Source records

---*---

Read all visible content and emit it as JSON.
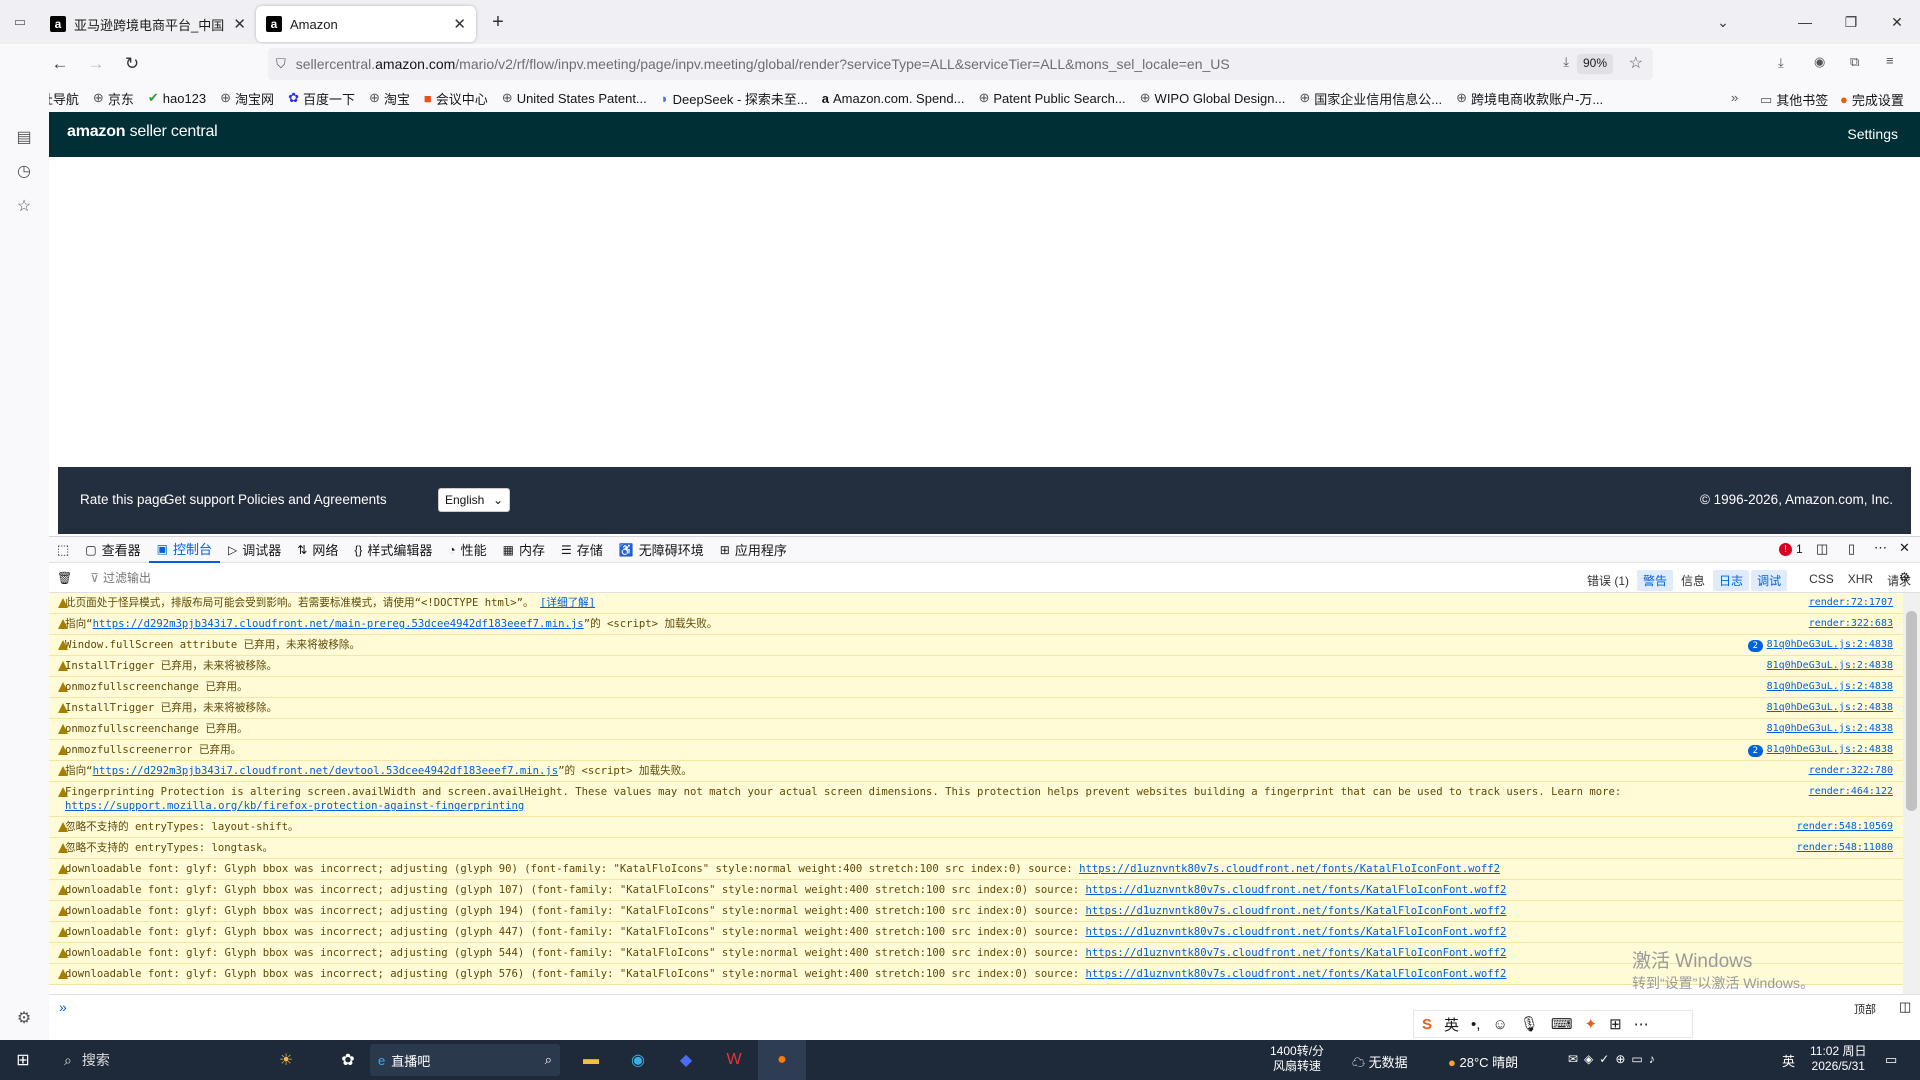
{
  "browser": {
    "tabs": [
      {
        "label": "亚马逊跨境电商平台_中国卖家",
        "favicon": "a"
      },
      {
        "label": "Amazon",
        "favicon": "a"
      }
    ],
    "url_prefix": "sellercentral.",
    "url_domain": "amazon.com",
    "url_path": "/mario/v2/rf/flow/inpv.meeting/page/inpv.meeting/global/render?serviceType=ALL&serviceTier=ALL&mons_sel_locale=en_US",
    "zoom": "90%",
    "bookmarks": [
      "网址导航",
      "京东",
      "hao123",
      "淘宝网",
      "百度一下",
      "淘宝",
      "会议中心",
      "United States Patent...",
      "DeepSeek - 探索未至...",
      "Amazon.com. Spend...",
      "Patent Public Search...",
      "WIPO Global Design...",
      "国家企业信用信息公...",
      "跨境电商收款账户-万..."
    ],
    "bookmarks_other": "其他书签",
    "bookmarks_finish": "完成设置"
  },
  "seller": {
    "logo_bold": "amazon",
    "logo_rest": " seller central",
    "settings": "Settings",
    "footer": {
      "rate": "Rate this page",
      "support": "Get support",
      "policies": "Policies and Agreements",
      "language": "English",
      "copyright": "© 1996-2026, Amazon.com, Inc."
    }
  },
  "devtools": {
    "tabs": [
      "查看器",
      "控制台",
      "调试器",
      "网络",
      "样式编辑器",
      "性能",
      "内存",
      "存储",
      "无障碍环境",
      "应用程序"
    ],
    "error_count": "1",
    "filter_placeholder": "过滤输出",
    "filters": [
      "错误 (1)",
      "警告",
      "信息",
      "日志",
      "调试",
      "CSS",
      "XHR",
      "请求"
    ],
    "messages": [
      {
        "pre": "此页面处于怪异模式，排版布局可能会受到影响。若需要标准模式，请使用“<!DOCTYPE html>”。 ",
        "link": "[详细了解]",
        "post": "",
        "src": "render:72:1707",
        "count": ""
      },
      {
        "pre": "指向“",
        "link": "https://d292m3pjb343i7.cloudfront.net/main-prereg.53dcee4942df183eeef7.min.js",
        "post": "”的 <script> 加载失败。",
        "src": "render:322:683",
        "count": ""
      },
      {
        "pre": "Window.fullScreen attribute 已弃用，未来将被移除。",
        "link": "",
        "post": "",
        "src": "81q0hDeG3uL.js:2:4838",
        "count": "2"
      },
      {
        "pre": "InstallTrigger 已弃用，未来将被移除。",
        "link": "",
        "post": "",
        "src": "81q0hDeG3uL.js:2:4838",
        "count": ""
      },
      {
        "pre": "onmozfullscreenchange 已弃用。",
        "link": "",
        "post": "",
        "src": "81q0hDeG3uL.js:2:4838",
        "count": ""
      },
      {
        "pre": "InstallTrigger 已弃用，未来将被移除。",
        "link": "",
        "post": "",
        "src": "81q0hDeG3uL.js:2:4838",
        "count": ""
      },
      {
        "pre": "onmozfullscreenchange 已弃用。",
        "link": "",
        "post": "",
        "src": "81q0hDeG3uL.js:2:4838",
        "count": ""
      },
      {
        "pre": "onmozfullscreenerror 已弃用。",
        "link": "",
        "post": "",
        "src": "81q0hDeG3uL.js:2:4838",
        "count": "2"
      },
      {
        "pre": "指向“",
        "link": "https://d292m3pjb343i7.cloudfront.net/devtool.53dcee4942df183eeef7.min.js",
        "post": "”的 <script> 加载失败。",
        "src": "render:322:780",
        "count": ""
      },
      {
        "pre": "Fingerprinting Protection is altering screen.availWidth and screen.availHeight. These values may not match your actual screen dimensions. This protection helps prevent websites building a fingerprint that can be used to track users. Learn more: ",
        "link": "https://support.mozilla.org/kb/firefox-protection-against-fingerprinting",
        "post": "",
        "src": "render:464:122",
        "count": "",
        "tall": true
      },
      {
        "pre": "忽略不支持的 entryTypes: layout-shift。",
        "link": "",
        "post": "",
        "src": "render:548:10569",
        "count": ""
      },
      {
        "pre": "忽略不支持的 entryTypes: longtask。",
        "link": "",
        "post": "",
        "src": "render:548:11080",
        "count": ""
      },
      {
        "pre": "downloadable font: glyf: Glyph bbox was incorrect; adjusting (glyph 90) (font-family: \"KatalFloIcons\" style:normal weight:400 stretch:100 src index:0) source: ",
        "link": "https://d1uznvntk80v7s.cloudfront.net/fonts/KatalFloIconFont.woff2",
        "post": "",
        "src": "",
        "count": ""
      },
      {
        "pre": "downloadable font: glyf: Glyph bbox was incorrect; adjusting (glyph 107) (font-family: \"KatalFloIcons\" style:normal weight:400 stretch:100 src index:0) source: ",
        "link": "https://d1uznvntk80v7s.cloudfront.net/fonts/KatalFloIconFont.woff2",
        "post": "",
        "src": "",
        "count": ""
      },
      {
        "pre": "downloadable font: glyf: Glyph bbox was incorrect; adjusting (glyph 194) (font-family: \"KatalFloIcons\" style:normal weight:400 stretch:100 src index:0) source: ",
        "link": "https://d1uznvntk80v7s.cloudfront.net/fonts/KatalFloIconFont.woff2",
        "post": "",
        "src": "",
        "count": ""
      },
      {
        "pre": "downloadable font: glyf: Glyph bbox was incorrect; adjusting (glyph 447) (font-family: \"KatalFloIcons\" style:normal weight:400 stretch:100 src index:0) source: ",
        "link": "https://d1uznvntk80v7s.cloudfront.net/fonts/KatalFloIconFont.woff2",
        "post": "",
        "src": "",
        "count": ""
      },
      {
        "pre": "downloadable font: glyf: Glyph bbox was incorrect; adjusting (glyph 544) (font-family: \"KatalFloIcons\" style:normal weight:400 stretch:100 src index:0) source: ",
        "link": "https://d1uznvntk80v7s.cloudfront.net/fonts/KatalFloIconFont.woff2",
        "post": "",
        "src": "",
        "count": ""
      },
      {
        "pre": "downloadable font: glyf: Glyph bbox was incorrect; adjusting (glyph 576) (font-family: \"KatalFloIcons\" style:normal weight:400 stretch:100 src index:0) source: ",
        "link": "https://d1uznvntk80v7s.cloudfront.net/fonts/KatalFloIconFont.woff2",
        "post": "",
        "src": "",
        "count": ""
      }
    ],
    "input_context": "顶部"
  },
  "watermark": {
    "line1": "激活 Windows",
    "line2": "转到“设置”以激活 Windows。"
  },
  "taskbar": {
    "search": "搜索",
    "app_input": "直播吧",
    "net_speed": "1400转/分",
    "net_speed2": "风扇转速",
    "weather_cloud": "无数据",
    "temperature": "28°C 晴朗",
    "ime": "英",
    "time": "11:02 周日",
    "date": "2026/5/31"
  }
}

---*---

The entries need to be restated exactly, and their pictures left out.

RESPONSE TO THE EXERCISE
Read all visible content and emit it as JSON.
{
  "browser": {
    "tabs": [
      {
        "label": "亚马逊跨境电商平台_中国卖家",
        "favicon": "a"
      },
      {
        "label": "Amazon",
        "favicon": "a"
      }
    ],
    "url_prefix": "sellercentral.",
    "url_domain": "amazon.com",
    "url_path": "/mario/v2/rf/flow/inpv.meeting/page/inpv.meeting/global/render?serviceType=ALL&serviceTier=ALL&mons_sel_locale=en_US",
    "zoom": "90%",
    "bookmarks": [
      "网址导航",
      "京东",
      "hao123",
      "淘宝网",
      "百度一下",
      "淘宝",
      "会议中心",
      "United States Patent...",
      "DeepSeek - 探索未至...",
      "Amazon.com. Spend...",
      "Patent Public Search...",
      "WIPO Global Design...",
      "国家企业信用信息公...",
      "跨境电商收款账户-万..."
    ],
    "bookmarks_other": "其他书签",
    "bookmarks_finish": "完成设置"
  },
  "seller": {
    "logo_bold": "amazon",
    "logo_rest": " seller central",
    "settings": "Settings",
    "footer": {
      "rate": "Rate this page",
      "support": "Get support",
      "policies": "Policies and Agreements",
      "language": "English",
      "copyright": "© 1996-2026, Amazon.com, Inc."
    }
  },
  "devtools": {
    "tabs": [
      "查看器",
      "控制台",
      "调试器",
      "网络",
      "样式编辑器",
      "性能",
      "内存",
      "存储",
      "无障碍环境",
      "应用程序"
    ],
    "error_count": "1",
    "filter_placeholder": "过滤输出",
    "filters": [
      "错误 (1)",
      "警告",
      "信息",
      "日志",
      "调试",
      "CSS",
      "XHR",
      "请求"
    ],
    "messages": [
      {
        "pre": "此页面处于怪异模式，排版布局可能会受到影响。若需要标准模式，请使用“<!DOCTYPE html>”。 ",
        "link": "[详细了解]",
        "post": "",
        "src": "render:72:1707",
        "count": ""
      },
      {
        "pre": "指向“",
        "link": "https://d292m3pjb343i7.cloudfront.net/main-prereg.53dcee4942df183eeef7.min.js",
        "post": "”的 <script> 加载失败。",
        "src": "render:322:683",
        "count": ""
      },
      {
        "pre": "Window.fullScreen attribute 已弃用，未来将被移除。",
        "link": "",
        "post": "",
        "src": "81q0hDeG3uL.js:2:4838",
        "count": "2"
      },
      {
        "pre": "InstallTrigger 已弃用，未来将被移除。",
        "link": "",
        "post": "",
        "src": "81q0hDeG3uL.js:2:4838",
        "count": ""
      },
      {
        "pre": "onmozfullscreenchange 已弃用。",
        "link": "",
        "post": "",
        "src": "81q0hDeG3uL.js:2:4838",
        "count": ""
      },
      {
        "pre": "InstallTrigger 已弃用，未来将被移除。",
        "link": "",
        "post": "",
        "src": "81q0hDeG3uL.js:2:4838",
        "count": ""
      },
      {
        "pre": "onmozfullscreenchange 已弃用。",
        "link": "",
        "post": "",
        "src": "81q0hDeG3uL.js:2:4838",
        "count": ""
      },
      {
        "pre": "onmozfullscreenerror 已弃用。",
        "link": "",
        "post": "",
        "src": "81q0hDeG3uL.js:2:4838",
        "count": "2"
      },
      {
        "pre": "指向“",
        "link": "https://d292m3pjb343i7.cloudfront.net/devtool.53dcee4942df183eeef7.min.js",
        "post": "”的 <script> 加载失败。",
        "src": "render:322:780",
        "count": ""
      },
      {
        "pre": "Fingerprinting Protection is altering screen.availWidth and screen.availHeight. These values may not match your actual screen dimensions. This protection helps prevent websites building a fingerprint that can be used to track users. Learn more: ",
        "link": "https://support.mozilla.org/kb/firefox-protection-against-fingerprinting",
        "post": "",
        "src": "render:464:122",
        "count": "",
        "tall": true
      },
      {
        "pre": "忽略不支持的 entryTypes: layout-shift。",
        "link": "",
        "post": "",
        "src": "render:548:10569",
        "count": ""
      },
      {
        "pre": "忽略不支持的 entryTypes: longtask。",
        "link": "",
        "post": "",
        "src": "render:548:11080",
        "count": ""
      },
      {
        "pre": "downloadable font: glyf: Glyph bbox was incorrect; adjusting (glyph 90) (font-family: \"KatalFloIcons\" style:normal weight:400 stretch:100 src index:0) source: ",
        "link": "https://d1uznvntk80v7s.cloudfront.net/fonts/KatalFloIconFont.woff2",
        "post": "",
        "src": "",
        "count": ""
      },
      {
        "pre": "downloadable font: glyf: Glyph bbox was incorrect; adjusting (glyph 107) (font-family: \"KatalFloIcons\" style:normal weight:400 stretch:100 src index:0) source: ",
        "link": "https://d1uznvntk80v7s.cloudfront.net/fonts/KatalFloIconFont.woff2",
        "post": "",
        "src": "",
        "count": ""
      },
      {
        "pre": "downloadable font: glyf: Glyph bbox was incorrect; adjusting (glyph 194) (font-family: \"KatalFloIcons\" style:normal weight:400 stretch:100 src index:0) source: ",
        "link": "https://d1uznvntk80v7s.cloudfront.net/fonts/KatalFloIconFont.woff2",
        "post": "",
        "src": "",
        "count": ""
      },
      {
        "pre": "downloadable font: glyf: Glyph bbox was incorrect; adjusting (glyph 447) (font-family: \"KatalFloIcons\" style:normal weight:400 stretch:100 src index:0) source: ",
        "link": "https://d1uznvntk80v7s.cloudfront.net/fonts/KatalFloIconFont.woff2",
        "post": "",
        "src": "",
        "count": ""
      },
      {
        "pre": "downloadable font: glyf: Glyph bbox was incorrect; adjusting (glyph 544) (font-family: \"KatalFloIcons\" style:normal weight:400 stretch:100 src index:0) source: ",
        "link": "https://d1uznvntk80v7s.cloudfront.net/fonts/KatalFloIconFont.woff2",
        "post": "",
        "src": "",
        "count": ""
      },
      {
        "pre": "downloadable font: glyf: Glyph bbox was incorrect; adjusting (glyph 576) (font-family: \"KatalFloIcons\" style:normal weight:400 stretch:100 src index:0) source: ",
        "link": "https://d1uznvntk80v7s.cloudfront.net/fonts/KatalFloIconFont.woff2",
        "post": "",
        "src": "",
        "count": ""
      }
    ],
    "input_context": "顶部"
  },
  "watermark": {
    "line1": "激活 Windows",
    "line2": "转到“设置”以激活 Windows。"
  },
  "taskbar": {
    "search": "搜索",
    "app_input": "直播吧",
    "net_speed": "1400转/分",
    "net_speed2": "风扇转速",
    "weather_cloud": "无数据",
    "temperature": "28°C 晴朗",
    "ime": "英",
    "time": "11:02 周日",
    "date": "2026/5/31"
  }
}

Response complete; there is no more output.